The key to good and effective parenting in this area is not all about saying ‘no’, it’s about looking for those opportunities where you can say ‘yes’ and allowing them to do something. ‘No’ is still one of the most important words you will ever say to your teen (most probably the fourth most important, just behind the three little words “I love you”) but if you overuse it or don’t use it properly, you’re going to have great conflict and your relationship with your child will suffer. Of course, you have to have rules and boundaries and appropriate consequences if your child breaks those rules but you can’t simply lock them up in their room and wrap them up in cotton wool in an effort to keep them as safe as possible. They’re going to have to do things you don’t want them to do and then make mistakes and do the wrong thing, that’s how we learnt and that’s how your children will learn. You just don’t want those mistakes to be potentially life threatening … Am I for one second suggesting that you should even consider allowing a 14 or 15-year-old wander into the city to watch the NYE fireworks? Of course not, this is incredibly dangerous and to my mind this has the word ‘no’ all over it!

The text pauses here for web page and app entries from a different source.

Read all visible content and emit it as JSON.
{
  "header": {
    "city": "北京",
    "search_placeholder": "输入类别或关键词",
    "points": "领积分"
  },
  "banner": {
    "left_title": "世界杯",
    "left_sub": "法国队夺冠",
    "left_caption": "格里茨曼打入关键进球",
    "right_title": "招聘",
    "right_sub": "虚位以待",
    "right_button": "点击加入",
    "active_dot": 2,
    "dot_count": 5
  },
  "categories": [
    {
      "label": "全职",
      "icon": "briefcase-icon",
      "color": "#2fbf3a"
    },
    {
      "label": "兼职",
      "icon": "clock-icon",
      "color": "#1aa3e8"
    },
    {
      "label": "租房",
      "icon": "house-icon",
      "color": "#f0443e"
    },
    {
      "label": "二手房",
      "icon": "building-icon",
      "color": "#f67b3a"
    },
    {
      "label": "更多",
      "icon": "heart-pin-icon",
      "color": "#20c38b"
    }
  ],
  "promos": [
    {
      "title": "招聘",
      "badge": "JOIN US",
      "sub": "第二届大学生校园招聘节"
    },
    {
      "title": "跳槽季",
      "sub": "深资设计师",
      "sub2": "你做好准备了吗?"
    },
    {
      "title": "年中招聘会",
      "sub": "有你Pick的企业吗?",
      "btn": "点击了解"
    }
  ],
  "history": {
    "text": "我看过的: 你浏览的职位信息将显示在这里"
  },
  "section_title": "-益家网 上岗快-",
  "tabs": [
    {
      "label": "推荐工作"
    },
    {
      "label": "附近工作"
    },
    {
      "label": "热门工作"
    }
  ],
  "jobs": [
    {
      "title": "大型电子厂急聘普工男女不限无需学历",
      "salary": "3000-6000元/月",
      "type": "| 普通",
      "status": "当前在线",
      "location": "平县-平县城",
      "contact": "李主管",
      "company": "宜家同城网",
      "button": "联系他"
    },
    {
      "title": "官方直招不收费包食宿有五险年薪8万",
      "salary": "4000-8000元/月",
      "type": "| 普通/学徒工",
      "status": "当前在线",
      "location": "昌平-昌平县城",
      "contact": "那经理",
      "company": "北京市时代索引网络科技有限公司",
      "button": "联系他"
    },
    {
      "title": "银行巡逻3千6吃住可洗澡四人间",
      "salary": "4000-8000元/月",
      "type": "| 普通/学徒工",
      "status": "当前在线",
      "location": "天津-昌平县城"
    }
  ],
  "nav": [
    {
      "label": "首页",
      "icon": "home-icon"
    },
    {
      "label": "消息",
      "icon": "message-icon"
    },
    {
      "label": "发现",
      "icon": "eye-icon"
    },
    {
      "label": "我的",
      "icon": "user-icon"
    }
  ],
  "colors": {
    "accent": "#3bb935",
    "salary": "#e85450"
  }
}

Without any doubt your teen is going to ‘try it on’ over the summer break, particularly that group who are going through that wonderful stage of ‘middle adolescence’ (parents of Year 9s, I’m sure you know exactly what I mean!). They’re getting older and they’re going to want more independence and if there’s ever a time you’re going to let them get away with just a little more than in the past it’s during the school holidays – the long, long school holidays! You’ll be tired and they’ll be relentless in their efforts to get what they want. It’s a very strong parent who is able to maintain their resolve throughout this time – most give in, at least a little! Remember, look for opportunities over the summer break to say ‘yes’ – identify activities or events that you may now feel a little more comfortable with, particularly things that they may have previously requested that you said ‘no’ to in the past, e.g., going to the movies with friends by themselves, catching a train to the beach, etc. Make sure you still have your rules and boundaries around these and maintain your standards but ‘allowing’ them to do new, more adult things is likely to help keep your relationship just a little healthier when you have to say ‘no’ to the big ones which are bound to raise their ugly head!
Most importantly, remember that once you have let your guard down and allowed them to do something, it’s extremely difficult to go back. At 14 or 15 they may think they’re now adults but they have very little, if any, life experience and when put into adult situations and things go wrong they simply have no idea what to do. The vast majority of the deaths I have been involved with in schools over the years have involved this age group – young people who had absolutely no idea how to respond when things didn’t go as planned. Of course, you’ve got to let them grow up and have experiences that are potentially risky, but at 14 and 15 (and even 16 in most cases), these should be controlled as much as possible. If you’re going to ‘give in’ a little over the break (and no-one can blame you – it’s a long time to maintain your resolve), choose carefully – you don’t want to paint yourself into a corner for the year and years ahead …
Published: November 2023